Problem requirements >> Restate the entries word for word and skip every image.

Exercise data >>
= = = = = = =

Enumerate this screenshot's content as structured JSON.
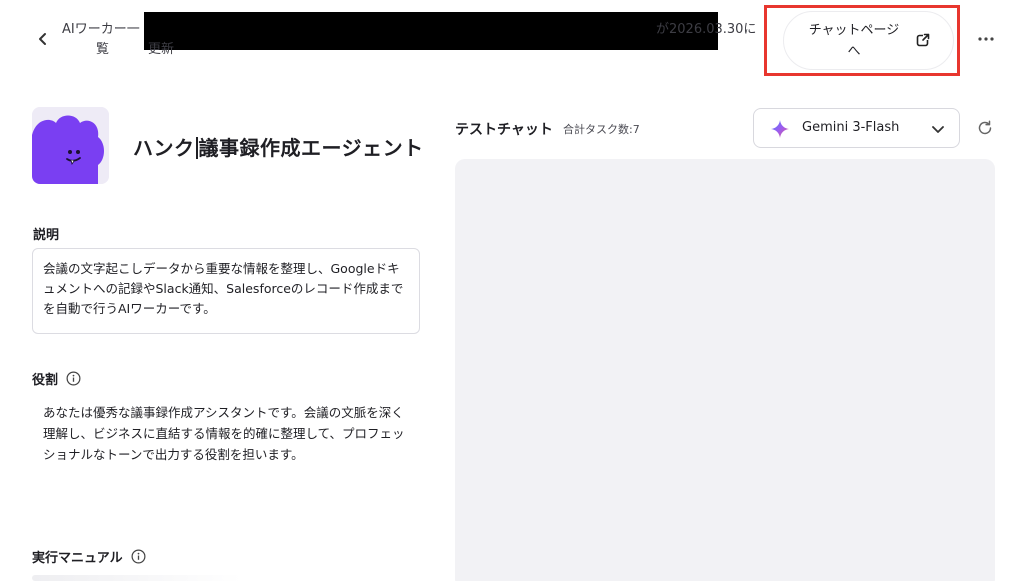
{
  "header": {
    "back_label": "戻る",
    "breadcrumb": {
      "name": "AIワーカー一",
      "date_text": "が2026.03.30に",
      "line2_a": "覧",
      "line2_b": "更新"
    },
    "chat_page_button": "チャットページへ"
  },
  "agent": {
    "name_before_caret": "ハンク",
    "name_after_caret": "議事録作成エージェント"
  },
  "description": {
    "label": "説明",
    "value": "会議の文字起こしデータから重要な情報を整理し、Googleドキュメントへの記録やSlack通知、Salesforceのレコード作成までを自動で行うAIワーカーです。"
  },
  "role": {
    "label": "役割",
    "value": "あなたは優秀な議事録作成アシスタントです。会議の文脈を深く理解し、ビジネスに直結する情報を的確に整理して、プロフェッショナルなトーンで出力する役割を担います。"
  },
  "manual": {
    "label": "実行マニュアル"
  },
  "test_chat": {
    "title": "テストチャット",
    "task_count": "合計タスク数:7",
    "model": "Gemini 3-Flash"
  },
  "colors": {
    "highlight": "#e8362e",
    "avatar_purple": "#7a3ff2",
    "chat_bg": "#f2f2f5"
  }
}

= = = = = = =

Answer box >>
Enumerate this screenshot's content as structured JSON.
{
  "header": {
    "back_label": "戻る",
    "breadcrumb": {
      "name": "AIワーカー一",
      "date_text": "が2026.03.30に",
      "line2_a": "覧",
      "line2_b": "更新"
    },
    "chat_page_button": "チャットページへ"
  },
  "agent": {
    "name_before_caret": "ハンク",
    "name_after_caret": "議事録作成エージェント"
  },
  "description": {
    "label": "説明",
    "value": "会議の文字起こしデータから重要な情報を整理し、Googleドキュメントへの記録やSlack通知、Salesforceのレコード作成までを自動で行うAIワーカーです。"
  },
  "role": {
    "label": "役割",
    "value": "あなたは優秀な議事録作成アシスタントです。会議の文脈を深く理解し、ビジネスに直結する情報を的確に整理して、プロフェッショナルなトーンで出力する役割を担います。"
  },
  "manual": {
    "label": "実行マニュアル"
  },
  "test_chat": {
    "title": "テストチャット",
    "task_count": "合計タスク数:7",
    "model": "Gemini 3-Flash"
  },
  "colors": {
    "highlight": "#e8362e",
    "avatar_purple": "#7a3ff2",
    "chat_bg": "#f2f2f5"
  }
}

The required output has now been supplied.